Genomic high risk remained independently prognostic on multivariable analysis (HR 5.61, 95% CI 1.48-22.7, p = 0.01) among detectable PSA patients.

The GETUG-AFU22 trial assessed salvage radiotherapy +/- ADT in patients with PSA persistence, with the following trial design:


Results were presented at ASTRO 2022 (not peer review published as of yet), noting that at 5 years, the event free survival rate was 62.3% in Arm A and 63.4% in Arm B (HR 0.83, 95% CI 0.47-1.47). The median event free survival was not reached in both arms. With 53 events, the probability of Arm B being better than Arm A is 79%:


Dr. Tilki highlighted that the EAU guidelines also suggest that among men with PSA persistence after radical prostatectomy, we should treat these patients with no evidence of metastatic disease with salvage radiotherapy and additional hormonal therapy (Strength rating: Weak). Finally, Dr. Tilki highlighted several ongoing clinical trials among men with PSA persistence after radical prostatectomy:


Dr. Tilki concluded her presentation by discussing how to manage patients with PSA persistence following radical prostatectomy with the following take-home messages:

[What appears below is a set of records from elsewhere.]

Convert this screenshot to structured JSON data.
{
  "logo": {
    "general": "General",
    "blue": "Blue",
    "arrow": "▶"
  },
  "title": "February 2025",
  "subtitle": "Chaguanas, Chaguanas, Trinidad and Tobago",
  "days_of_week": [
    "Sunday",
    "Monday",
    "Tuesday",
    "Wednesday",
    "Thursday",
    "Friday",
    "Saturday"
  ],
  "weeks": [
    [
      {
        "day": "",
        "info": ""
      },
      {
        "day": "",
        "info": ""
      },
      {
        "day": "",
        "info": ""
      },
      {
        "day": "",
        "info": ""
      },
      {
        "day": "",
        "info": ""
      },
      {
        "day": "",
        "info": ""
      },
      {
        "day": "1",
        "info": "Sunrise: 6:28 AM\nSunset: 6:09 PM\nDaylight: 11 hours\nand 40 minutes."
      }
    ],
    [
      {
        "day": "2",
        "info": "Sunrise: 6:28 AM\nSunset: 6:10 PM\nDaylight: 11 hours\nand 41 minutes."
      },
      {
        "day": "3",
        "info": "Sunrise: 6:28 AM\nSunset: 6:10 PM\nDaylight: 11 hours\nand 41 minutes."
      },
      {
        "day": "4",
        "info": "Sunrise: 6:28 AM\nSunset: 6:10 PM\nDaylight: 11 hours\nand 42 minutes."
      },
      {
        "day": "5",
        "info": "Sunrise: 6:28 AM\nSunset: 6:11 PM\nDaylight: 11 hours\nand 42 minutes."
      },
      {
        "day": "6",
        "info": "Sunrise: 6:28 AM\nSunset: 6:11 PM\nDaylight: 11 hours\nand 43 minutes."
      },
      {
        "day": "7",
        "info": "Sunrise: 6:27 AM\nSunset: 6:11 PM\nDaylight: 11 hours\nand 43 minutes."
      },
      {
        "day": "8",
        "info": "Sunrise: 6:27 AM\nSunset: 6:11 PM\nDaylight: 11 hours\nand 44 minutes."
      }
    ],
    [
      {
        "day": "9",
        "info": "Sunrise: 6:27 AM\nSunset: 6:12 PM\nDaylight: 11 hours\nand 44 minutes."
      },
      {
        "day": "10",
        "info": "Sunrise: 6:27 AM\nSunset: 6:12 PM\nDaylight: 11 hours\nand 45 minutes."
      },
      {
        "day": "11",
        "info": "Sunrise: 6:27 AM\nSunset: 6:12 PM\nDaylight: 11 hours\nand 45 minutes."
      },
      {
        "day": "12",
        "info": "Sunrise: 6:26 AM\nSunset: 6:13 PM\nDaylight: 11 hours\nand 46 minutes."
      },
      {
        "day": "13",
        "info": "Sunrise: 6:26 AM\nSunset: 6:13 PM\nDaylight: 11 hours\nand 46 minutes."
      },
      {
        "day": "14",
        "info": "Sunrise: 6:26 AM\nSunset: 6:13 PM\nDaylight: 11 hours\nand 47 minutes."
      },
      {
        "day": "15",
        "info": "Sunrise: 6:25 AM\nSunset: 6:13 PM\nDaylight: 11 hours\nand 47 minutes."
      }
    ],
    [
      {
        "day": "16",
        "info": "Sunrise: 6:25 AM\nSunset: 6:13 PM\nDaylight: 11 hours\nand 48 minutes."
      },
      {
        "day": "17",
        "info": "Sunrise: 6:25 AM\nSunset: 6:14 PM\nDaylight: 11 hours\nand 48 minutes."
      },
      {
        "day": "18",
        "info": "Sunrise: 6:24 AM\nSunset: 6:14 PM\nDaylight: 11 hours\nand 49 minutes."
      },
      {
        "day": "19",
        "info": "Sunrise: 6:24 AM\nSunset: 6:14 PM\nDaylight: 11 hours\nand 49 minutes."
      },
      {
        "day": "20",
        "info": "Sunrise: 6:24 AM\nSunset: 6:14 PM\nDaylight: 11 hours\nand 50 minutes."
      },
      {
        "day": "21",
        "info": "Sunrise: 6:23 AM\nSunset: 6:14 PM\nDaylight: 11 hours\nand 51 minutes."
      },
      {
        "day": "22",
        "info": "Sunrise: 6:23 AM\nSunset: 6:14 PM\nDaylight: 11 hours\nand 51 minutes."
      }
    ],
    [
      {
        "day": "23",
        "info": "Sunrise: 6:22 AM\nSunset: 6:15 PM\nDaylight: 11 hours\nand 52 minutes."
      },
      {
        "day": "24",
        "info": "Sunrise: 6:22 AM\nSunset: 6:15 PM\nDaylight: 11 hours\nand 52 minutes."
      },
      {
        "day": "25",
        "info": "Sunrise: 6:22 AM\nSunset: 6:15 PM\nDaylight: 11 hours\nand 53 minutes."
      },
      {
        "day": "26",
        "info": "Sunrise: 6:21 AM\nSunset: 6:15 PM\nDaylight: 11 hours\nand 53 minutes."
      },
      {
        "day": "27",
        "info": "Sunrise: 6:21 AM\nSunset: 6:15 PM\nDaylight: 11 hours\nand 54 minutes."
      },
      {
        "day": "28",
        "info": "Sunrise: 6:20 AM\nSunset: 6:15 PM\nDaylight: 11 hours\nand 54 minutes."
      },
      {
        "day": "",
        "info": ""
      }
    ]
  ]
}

  • PSA persistence is strongly and independently correlated with adverse pathologic features and poorer survival outcomes
  • Risk stratification according to pathologic features, PSA levels/kinetics, and genomic classifier may aid in personalization of treatment
  • The current evidence for guiding the management of these patients is still low
  • Patients with persistent PSA need to be monitored more closely and treated more aggressively than patients with biochemical recurrence after an undetectable PSA
  • Trials of treatment intensification are ongoing

Presented by: Derya Tilki, MD, Martini-Klinik Prostate Cancer Center, University Hospital Hamburg Eppendorf, Hamburg, Germany

Written by: Zachary Klaassen, MD, MSc – Urologic Oncologist, Associate Professor of Urology, Georgia Cancer Center, Wellstar MCG Health, @zklaassen_md on Twitter during the 2024 Advanced Prostate Cancer Consensus Conference, Lugano, Switzerland, April 25th – April 27th, 2024


  1. Meijer D, Donswijk ML, Bodar YJL, et al. Biochemical persistence of prostate-specific antigen after robot-assisted laparoscopic radical prostatectomy: Tumor localizations using PSMA PET/CT imaging. J Nucl Med. 2021 Jul 1;62(7):961-967.
  2. Preisser F, Chun FKH, Pompe RS, et al. Persistent Prostate-Specific Antigen After Radical Prostatectomy and its Impact on Oncologic Outcomes. Eur Urol. 2019 Jul;76(1):106-114.
  3. Ploussard G, Fossati N, Wiegel T, et al. Management of Persistently Elevated Prostate-specific antigen after Radical Prostatectomy: A Systematic Review of the Literature. Eur Urol Oncol. 2021 Apr;4(2):150-169.
  4. Spratt DE, Dai DLY, Den RB, et al. Performance of a Prostate Cancer Genomic Classifier in Predicting Metastasis in Men with Prostate-specific Antigen Persistence Postprostatectomy. Eur Urol. 2018 Jul;74(1):107-114.